WORK TO COMPLETE
From the listing below, pull out the lines that hold "Celsius".

EXTRACTED MATERIAL
_ _ _ _

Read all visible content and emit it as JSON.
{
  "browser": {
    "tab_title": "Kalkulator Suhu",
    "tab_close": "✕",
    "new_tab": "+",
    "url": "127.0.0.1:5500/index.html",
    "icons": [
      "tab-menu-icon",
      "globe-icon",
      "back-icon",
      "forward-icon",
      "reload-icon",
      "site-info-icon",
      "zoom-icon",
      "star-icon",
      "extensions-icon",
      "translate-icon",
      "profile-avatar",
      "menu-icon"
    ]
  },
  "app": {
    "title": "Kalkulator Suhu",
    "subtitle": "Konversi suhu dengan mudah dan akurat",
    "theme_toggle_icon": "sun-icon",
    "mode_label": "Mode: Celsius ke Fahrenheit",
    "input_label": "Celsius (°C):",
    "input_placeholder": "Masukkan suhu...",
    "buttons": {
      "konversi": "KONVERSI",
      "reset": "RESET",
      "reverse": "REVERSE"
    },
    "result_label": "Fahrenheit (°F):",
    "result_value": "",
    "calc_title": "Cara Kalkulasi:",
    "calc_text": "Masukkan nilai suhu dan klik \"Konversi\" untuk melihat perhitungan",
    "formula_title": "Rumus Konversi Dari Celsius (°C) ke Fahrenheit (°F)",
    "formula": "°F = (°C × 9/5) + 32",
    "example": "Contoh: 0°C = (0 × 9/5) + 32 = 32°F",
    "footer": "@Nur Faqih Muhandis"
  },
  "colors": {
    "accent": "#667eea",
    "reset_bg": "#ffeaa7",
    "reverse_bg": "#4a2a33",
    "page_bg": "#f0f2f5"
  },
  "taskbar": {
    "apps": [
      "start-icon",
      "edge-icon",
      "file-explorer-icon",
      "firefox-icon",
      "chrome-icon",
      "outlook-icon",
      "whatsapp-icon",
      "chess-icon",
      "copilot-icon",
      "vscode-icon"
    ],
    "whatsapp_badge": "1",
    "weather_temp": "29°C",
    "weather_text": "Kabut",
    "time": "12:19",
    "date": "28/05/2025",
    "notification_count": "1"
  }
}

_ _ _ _

RESPONSE BELOW
    "mode_label": "Mode: Celsius ke Fahrenheit",
    "input_label": "Celsius (°C):",
    "formula_title": "Rumus Konversi Dari Celsius (°C) ke Fahrenheit (°F)",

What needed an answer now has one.